Cowgirl Clue at Bottom of the Hill, by Lorisa Salvatin
Cowgirl Clue (photo: Lorisa Salvatin)

Words by Lorisa Salvatin

With a small string of California shows lined up, Texas-born, OC-based Cowgirl Clue kicked it off by playing a small, but high-energy show at Bottom of the Hill on Friday night.

The underground pop artist, more formally known as Ashley Clue, reeled in the crowd with her mystifying union of synthy melodies, pulsing bass and drum, and whimsical lyrics. Cowgirl Clue reigned the stage on her own, last night.
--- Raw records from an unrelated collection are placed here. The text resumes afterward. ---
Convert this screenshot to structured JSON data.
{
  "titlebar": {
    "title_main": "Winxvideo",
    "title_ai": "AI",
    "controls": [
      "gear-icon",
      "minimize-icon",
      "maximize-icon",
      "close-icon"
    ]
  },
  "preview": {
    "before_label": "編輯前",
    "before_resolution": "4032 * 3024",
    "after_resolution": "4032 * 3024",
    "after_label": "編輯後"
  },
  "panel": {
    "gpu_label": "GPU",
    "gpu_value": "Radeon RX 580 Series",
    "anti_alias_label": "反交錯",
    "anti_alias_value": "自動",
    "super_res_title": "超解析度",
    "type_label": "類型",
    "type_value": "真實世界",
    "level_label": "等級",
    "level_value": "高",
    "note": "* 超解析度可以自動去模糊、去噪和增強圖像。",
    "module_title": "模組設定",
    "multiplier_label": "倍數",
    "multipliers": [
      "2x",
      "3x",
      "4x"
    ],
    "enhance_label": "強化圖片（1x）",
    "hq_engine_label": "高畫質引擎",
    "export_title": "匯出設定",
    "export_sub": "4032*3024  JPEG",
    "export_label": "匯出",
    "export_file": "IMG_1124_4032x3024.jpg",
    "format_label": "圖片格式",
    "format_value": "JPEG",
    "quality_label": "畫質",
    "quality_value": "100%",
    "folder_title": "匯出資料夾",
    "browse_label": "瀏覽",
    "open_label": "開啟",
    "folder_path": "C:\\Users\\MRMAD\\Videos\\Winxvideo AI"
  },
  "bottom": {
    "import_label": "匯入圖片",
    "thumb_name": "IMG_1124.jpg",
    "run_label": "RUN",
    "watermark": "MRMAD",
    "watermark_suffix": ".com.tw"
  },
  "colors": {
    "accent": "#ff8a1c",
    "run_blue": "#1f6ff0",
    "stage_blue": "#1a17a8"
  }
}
Having been short of her usual accompaniment on drum pad, she illustrated that her craft is more than just a cool new sound for pop, but also a visual art, working the stage and displaying dance moves all her own (an homage to her modern dance years in college and fascination with voguing, Clue noted.)  Though this show only harbored an intimate-sized crowd, they showed their dedication to VadaVada, singing and moving along to the upbeat energy and the intricate sounds of her classic tracks, “Cherry Jubilee,” “Utopia,” and “Metamorphosis”.

These next strings of shows are all to ramp up for what’s in the near future, Clue said. Weaved into her setlist were newer songs, “Taxi, Taxi,” “Buzz Out,” and “Clue Wear,” which all have a different feel than the tracks on her previous EP, Limellight.

“I guess, it’s shaping more into a introduction to  who I am…” she said, as she elaborated on writing new songs for a potential new release before the year ends, “They’re a lot more simple now and much more catchy than before.”

In addition to new music to come, Cowgirl Clue continues to just soak in her growth as musician. In the coming days, she will be playing a show dedicated to the release of her new music video Thursday, August 30 at 1720 in LA. She will also be sharing the stage at the Teragram Ballroom with Mac DeMarco this coming Friday.

An array of artists opened up for Cowgirl Clue at Friday night’s show — “It’s kind of like a mixed bag,” mentioned Clue, when speaking on the night’s openers. On one end, Rinse & Repeat added quirk and spunk to the lineup. The duo, clad in matching jumpsuits and metallic painted combat boots, warmed up the crowd with a set of new wave mixed with punk. Their driving bass lines and sharp synth reminiscent of something out of a space odyssey. On the other end, Oakland native, Siri, slowed it down, rapping and singing over mellow hip-hop and R&B beats. In contrast to the upbeat melodies of the former artist mentioned, Siri’s music seemed to hold more weight lyrically, as she began each song with a personal anecdote. There was strong message in the vibe her music: Just chill and do you.